Bill Clinton, The President’s News Conference, November 9, 1994


 [T]he American people are capable of enduring a lot of difficulty and a lot of tumult and upheaval if they understand it. What makes people insecure is when they feel like they’re lost in the funhouse. They’re in a room where something can hit them from any direction any time….

[I]f you understand what’s happening to you, you can make … not just changes but necessary psychological adaptations.”

Bill Clinton, Aboard Air Force One, September 22, 1995


There is a group who believe that our problems are primarily personal and cultural. Cultural is basically a word that means, in this context, there are a whole lot of persons doing the same bad  thing. [Laughter]And that’s what people-and then if everybody would just sort of straighten up and fly right, why, things would be hunky-dory. And why don’t they do it?

Bill Clinton, Remarks at Georgetown University, July 6, 1995


The era of big government is over. But we cannot go back in time when our citizens were left to end for themselves.

Bill Clinton, State of the Union Address, January 23, 1996


America demands and deserves big things from us-and nothing big ever came from being small.

Bill Clinton, Second Inaugural Address, January 20, 1997

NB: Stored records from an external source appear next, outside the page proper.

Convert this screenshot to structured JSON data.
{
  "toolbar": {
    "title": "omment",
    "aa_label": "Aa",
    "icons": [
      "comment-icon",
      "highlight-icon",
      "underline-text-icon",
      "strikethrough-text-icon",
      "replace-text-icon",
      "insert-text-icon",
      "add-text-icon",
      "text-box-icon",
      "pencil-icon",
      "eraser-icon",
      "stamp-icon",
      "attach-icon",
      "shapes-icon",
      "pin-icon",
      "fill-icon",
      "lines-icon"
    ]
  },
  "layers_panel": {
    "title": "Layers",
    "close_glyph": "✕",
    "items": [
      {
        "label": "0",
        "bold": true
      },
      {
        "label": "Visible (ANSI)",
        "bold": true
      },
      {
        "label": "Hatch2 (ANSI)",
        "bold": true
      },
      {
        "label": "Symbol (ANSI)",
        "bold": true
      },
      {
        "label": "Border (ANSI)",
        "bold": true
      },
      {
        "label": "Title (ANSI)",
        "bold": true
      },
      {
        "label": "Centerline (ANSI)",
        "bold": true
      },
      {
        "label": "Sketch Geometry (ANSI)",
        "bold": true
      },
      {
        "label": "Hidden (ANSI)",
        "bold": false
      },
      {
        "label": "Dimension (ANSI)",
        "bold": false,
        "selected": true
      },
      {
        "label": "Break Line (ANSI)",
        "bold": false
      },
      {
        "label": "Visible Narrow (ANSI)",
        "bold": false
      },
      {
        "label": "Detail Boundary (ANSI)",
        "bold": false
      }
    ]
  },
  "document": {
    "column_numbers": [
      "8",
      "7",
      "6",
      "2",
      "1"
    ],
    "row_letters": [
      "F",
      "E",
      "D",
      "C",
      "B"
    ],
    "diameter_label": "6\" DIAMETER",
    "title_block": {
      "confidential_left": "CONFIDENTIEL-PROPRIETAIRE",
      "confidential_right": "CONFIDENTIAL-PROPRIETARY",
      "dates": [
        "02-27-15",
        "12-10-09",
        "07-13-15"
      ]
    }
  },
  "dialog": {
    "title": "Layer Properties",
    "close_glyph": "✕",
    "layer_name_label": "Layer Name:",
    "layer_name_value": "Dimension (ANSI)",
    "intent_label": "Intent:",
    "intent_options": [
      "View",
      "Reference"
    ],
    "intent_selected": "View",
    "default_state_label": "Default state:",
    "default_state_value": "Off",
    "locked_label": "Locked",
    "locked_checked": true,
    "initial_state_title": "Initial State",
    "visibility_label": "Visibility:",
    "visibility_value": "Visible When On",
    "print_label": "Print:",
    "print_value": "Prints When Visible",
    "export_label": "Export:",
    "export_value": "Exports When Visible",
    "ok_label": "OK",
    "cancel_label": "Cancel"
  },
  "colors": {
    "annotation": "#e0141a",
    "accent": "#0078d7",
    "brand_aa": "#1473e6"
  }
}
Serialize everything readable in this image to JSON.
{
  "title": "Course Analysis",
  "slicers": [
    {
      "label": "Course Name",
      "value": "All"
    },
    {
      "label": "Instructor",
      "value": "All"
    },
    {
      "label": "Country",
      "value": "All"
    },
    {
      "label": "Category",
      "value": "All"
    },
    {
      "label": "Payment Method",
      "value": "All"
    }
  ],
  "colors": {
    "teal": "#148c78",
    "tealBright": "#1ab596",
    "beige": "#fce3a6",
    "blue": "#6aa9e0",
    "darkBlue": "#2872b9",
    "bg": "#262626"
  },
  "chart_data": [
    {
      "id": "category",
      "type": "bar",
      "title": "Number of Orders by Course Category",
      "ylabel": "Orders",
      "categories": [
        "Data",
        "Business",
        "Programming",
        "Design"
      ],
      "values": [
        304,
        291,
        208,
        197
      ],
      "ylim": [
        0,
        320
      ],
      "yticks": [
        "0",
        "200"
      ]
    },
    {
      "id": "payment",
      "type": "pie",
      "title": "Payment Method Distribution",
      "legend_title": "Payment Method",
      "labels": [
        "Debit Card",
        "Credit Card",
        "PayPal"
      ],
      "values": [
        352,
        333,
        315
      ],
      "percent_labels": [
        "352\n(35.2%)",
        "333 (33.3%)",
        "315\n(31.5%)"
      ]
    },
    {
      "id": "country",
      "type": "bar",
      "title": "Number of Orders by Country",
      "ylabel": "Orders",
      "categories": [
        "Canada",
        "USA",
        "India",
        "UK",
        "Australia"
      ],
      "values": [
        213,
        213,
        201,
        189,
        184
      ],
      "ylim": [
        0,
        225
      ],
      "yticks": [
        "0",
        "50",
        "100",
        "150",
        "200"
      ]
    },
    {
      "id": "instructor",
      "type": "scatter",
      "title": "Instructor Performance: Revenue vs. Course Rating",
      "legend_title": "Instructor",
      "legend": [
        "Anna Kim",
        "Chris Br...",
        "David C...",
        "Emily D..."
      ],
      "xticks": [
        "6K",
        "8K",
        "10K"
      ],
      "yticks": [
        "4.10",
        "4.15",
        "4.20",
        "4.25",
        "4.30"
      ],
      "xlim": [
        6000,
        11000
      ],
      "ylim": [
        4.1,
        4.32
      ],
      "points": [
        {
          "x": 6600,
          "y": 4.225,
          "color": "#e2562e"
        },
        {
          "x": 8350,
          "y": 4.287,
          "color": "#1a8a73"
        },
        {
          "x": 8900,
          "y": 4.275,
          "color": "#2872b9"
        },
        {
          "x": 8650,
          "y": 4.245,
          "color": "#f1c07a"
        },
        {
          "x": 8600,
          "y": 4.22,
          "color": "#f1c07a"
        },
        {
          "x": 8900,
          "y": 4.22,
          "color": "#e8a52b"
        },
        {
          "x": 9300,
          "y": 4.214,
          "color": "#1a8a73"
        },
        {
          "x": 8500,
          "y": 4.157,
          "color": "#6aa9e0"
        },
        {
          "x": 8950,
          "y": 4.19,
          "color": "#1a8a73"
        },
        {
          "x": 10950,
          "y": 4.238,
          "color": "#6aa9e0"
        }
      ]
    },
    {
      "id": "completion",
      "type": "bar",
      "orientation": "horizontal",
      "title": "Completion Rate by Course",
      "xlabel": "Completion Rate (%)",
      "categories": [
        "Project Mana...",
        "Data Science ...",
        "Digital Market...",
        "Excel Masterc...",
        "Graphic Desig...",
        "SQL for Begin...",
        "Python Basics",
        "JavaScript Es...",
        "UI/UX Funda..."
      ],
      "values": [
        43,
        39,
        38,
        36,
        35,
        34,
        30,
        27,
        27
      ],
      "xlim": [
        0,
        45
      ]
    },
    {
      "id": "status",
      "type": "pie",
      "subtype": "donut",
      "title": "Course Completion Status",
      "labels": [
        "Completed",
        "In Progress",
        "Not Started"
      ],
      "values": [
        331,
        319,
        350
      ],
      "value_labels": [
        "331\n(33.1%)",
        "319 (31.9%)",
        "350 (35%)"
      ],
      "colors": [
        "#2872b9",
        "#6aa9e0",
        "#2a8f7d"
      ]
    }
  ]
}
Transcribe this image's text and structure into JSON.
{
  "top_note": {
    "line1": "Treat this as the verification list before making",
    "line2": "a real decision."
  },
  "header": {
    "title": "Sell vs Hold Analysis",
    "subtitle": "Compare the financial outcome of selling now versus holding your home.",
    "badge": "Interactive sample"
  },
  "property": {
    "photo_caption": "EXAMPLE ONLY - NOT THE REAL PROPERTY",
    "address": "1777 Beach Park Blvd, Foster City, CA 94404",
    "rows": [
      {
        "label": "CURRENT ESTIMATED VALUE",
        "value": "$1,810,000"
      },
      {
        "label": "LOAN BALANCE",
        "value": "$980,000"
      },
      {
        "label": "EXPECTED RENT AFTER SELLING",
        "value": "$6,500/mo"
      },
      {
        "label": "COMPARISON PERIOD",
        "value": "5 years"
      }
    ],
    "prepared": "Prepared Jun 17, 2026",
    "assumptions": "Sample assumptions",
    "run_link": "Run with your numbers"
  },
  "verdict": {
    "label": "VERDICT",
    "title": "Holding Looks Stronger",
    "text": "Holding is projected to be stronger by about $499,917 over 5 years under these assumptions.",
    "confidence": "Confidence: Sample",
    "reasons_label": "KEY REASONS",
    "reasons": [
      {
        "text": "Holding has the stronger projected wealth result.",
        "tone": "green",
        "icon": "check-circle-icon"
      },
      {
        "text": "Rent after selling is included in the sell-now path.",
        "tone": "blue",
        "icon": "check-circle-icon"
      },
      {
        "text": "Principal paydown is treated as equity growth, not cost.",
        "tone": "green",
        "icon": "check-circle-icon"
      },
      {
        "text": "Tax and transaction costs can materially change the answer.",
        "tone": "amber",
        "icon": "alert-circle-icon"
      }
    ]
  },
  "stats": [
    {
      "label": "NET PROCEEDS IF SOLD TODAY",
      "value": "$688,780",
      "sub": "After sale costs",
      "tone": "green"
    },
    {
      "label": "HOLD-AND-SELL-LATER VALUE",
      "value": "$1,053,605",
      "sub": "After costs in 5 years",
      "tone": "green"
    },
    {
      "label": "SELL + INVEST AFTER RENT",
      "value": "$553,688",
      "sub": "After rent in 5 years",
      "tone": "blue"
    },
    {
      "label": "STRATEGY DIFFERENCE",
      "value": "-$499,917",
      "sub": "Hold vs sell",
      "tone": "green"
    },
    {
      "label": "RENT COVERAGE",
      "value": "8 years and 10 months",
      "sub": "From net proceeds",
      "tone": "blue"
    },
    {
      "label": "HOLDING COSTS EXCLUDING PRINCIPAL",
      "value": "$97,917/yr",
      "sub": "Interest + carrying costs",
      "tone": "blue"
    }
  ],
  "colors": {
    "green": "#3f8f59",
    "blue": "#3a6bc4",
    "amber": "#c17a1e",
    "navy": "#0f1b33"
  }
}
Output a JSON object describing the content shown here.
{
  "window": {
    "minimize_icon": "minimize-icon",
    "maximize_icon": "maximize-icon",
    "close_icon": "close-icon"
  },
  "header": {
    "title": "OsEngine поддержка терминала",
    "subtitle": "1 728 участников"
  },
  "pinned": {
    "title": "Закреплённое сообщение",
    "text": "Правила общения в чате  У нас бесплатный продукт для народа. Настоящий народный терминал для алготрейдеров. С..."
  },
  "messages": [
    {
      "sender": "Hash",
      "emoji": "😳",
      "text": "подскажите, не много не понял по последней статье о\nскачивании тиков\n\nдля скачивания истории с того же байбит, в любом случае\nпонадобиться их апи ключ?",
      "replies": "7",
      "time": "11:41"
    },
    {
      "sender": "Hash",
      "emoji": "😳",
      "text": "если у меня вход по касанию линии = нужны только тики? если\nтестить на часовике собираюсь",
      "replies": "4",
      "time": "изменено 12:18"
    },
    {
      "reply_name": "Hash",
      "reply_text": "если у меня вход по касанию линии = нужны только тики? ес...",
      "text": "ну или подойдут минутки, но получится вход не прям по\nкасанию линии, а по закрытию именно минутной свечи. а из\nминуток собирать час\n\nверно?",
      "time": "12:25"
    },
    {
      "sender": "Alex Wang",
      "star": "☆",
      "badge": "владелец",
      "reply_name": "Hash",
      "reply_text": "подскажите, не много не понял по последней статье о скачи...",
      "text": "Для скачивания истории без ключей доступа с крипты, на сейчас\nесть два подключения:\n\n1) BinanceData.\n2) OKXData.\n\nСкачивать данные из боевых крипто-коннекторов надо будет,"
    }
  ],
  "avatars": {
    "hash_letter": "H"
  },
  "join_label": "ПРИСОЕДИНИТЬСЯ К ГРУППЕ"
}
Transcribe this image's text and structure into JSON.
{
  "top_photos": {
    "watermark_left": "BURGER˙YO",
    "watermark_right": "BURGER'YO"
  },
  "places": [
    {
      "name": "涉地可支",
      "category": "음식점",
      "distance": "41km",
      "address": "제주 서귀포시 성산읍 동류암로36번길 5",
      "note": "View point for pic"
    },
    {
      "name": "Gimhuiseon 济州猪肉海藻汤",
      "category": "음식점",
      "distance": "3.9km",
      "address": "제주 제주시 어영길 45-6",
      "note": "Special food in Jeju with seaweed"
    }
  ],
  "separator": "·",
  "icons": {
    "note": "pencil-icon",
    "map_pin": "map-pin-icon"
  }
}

 “…what we owe the Little Rock Nine is to do our part in this time to deal with the new problems of this time and the unresolved problems of their time, so that when our time is done, at least our kids have something else to worry about.” Bill Clinton, Remarks at a Candlelight Vigil Honoring the Little Rock Nine in Little Rock,

September 27, 1997


Welcome to the age of "un-innocence." No one has breakfast at Tiffany's, and no one has affairs to remember. Instead, we have breakfast at 7:00 a.m. and affairs we try to forget as quickly as possible. Self-protection and closing the deal are paramount. Cupid has flown the co-op. How the hell did we get into this mess?

Carrie Bradshaw, Sex and the City, Season 1, Episode 1, 1998


ow that the Senate has fulfilled its constitutional responsibility, bringing this process to a conclusion, I want to say again to the American People how profoundly sorry I am for what I said and did to trigger these events.

Bill Clinton, February 12, 1989


We are today more tolerant, more decent, more humane, and more united. Now, that’s the purpose of prosperity.

Bill Clinton, Farewell to the Democratic National Convention, August 14, 2000



Clinton’s Samurai warriors answered every attack, frequently turning accusations onto the enemy. They seized on the smallest discrepancy to obscure the most obvious truth.



Hillary Clinton already functioned as “Chief of Staff-in-waiting,” according to the budget director Leon

Panetta. She concluded meandering meetings. She disciplined her husband and his staffers. She was

more exacting and often pricklier than her gregarious husband. Bill Clinton’s outbursts were like

summer thunderclaps, he “would scream and then within ten seconds he was back, How ya doing?”

Panetta recalls. Hillary Clinton’s tantrums were more like Category Three hurricanes, doing extensive

damage that lingered. One politico, Joan Baggett, would recall sitting in meetings with the First Lady,

thinking, “Please don’t let her yell at me.”

The generational dynamics may have made journalists feel extra-competitive and critical, jealous

of a peer who became president.

It was one of modern America’s great mysteries. The 1960s strengthened so many rights, provided so

many freedoms, and yet, ultimately, eroded so much of America’s quality of life.



Hillary Clinton publicized studies showing that divorce harms kids, drugs are destructive, promiscuity is degrading, and “every child” needs an “intact, dependable family.”



The New York Times columnist Thomas Friedman said: “I knew he was a charming rogue with an appealing agenda, but I didn’t think he was a reckless idiot with an appealing agenda.”

© Gil Troy - all rights reserved